5. In a carrier frequency communication system wherein. signals in a plurality of adjacent frequencyv bands are combined in a common circuit to produce combined signals occupying a substantially continuous spectrum, a plurality of band-pass filters each connected to pass in the same direction the frequencies in one of saidl adjacent bands, a common circuit adapted to pass all of the frequencies of said continuous spectrum, and means for interconnecting said filters to said common circuit comprising a hybrid having one differential circuit connected to filters passing alternate bands, a second difierential circuit connected to a filter passing an intermediate band, andV a circuit coupled to both of said differential circuits and connected to said common circuit.

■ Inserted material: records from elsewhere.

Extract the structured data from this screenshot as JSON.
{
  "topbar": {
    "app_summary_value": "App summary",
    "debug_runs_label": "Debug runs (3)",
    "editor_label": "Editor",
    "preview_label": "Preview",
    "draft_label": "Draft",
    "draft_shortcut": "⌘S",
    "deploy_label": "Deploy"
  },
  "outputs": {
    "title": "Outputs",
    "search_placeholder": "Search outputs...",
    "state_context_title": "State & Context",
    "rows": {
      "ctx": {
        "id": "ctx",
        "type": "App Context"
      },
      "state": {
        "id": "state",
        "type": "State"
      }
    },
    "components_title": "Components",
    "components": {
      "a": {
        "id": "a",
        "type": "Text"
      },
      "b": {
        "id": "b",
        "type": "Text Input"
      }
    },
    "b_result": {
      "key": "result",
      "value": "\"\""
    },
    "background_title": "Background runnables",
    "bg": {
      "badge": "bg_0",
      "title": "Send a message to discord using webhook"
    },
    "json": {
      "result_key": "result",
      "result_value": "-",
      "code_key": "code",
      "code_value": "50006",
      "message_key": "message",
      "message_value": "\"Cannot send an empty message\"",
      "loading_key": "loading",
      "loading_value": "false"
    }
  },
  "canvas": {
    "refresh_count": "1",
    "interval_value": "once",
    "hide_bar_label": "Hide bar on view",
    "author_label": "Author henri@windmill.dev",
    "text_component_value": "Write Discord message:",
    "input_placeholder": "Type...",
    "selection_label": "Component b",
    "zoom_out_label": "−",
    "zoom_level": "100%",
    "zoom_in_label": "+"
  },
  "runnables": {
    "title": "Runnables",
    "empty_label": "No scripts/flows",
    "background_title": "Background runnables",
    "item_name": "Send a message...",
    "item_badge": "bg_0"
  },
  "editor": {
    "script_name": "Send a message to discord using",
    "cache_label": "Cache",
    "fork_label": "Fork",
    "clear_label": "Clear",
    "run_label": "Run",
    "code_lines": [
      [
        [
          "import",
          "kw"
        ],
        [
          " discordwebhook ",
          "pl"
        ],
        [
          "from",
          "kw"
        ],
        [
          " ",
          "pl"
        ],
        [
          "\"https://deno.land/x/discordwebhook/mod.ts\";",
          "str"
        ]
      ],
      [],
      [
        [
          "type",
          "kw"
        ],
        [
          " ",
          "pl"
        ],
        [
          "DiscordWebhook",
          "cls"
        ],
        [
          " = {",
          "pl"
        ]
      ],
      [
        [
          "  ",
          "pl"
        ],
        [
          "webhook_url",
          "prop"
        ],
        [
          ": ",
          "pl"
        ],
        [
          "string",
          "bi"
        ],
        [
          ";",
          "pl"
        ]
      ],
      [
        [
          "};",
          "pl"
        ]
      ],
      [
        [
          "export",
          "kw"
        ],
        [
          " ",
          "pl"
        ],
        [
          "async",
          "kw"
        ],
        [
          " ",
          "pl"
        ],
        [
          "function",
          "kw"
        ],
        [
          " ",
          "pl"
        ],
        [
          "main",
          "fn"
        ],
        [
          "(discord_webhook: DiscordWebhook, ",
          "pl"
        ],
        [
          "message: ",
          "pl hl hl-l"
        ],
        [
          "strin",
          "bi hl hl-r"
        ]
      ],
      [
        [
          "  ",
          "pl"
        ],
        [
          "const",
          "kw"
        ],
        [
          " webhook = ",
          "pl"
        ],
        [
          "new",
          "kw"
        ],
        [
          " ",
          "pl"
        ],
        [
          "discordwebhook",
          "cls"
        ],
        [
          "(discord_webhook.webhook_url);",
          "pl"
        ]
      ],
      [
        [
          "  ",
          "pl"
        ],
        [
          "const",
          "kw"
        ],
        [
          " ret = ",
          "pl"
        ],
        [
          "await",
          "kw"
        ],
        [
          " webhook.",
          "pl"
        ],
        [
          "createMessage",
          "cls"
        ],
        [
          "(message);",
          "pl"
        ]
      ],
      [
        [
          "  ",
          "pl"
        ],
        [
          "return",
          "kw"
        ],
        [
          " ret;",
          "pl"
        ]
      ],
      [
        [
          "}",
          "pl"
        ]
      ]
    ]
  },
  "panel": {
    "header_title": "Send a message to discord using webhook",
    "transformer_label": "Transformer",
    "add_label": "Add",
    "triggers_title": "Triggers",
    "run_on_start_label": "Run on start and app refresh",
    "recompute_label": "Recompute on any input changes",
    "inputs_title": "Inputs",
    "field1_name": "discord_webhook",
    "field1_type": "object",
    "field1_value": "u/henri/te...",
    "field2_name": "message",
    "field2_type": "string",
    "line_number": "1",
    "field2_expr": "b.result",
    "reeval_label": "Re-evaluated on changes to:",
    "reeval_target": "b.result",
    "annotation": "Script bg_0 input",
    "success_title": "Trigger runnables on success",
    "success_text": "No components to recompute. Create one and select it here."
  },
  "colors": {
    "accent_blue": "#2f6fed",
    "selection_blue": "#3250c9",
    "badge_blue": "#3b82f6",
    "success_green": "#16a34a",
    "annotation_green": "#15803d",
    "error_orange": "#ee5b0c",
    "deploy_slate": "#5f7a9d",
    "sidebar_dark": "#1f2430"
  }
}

6. In a carrier frequency communication system wherein signals in a plurality of adjacent frequency bands are combined in a common circuit to produce combined signals occupying a substantially continuous spectrum, a plurality of band-passA filters each adapted to pass the frequenciesin one of' said adjacent bands, a common circuit` adapted tov pass all of the frequencies of'said'continuous" spectrum, andV means for interconnecting said filters to said common circuit comprising a hybrid having two differential circuits and a third circuit coupled to -both differential circuits and connected to said common circuit, and connections between said filters and said differential circuits, the filters passing adjacent bands bcing connected to different differential circuits.
References Cited in the file of this patent UNITED STATES PATENTSl 1,498,568 Osborne 1011624, 1925 1,537,255 Mills May 12, 1925 2,009,438 -Dudley July 30, 1935 2,151,091 Dudley Mar. 2l, 1939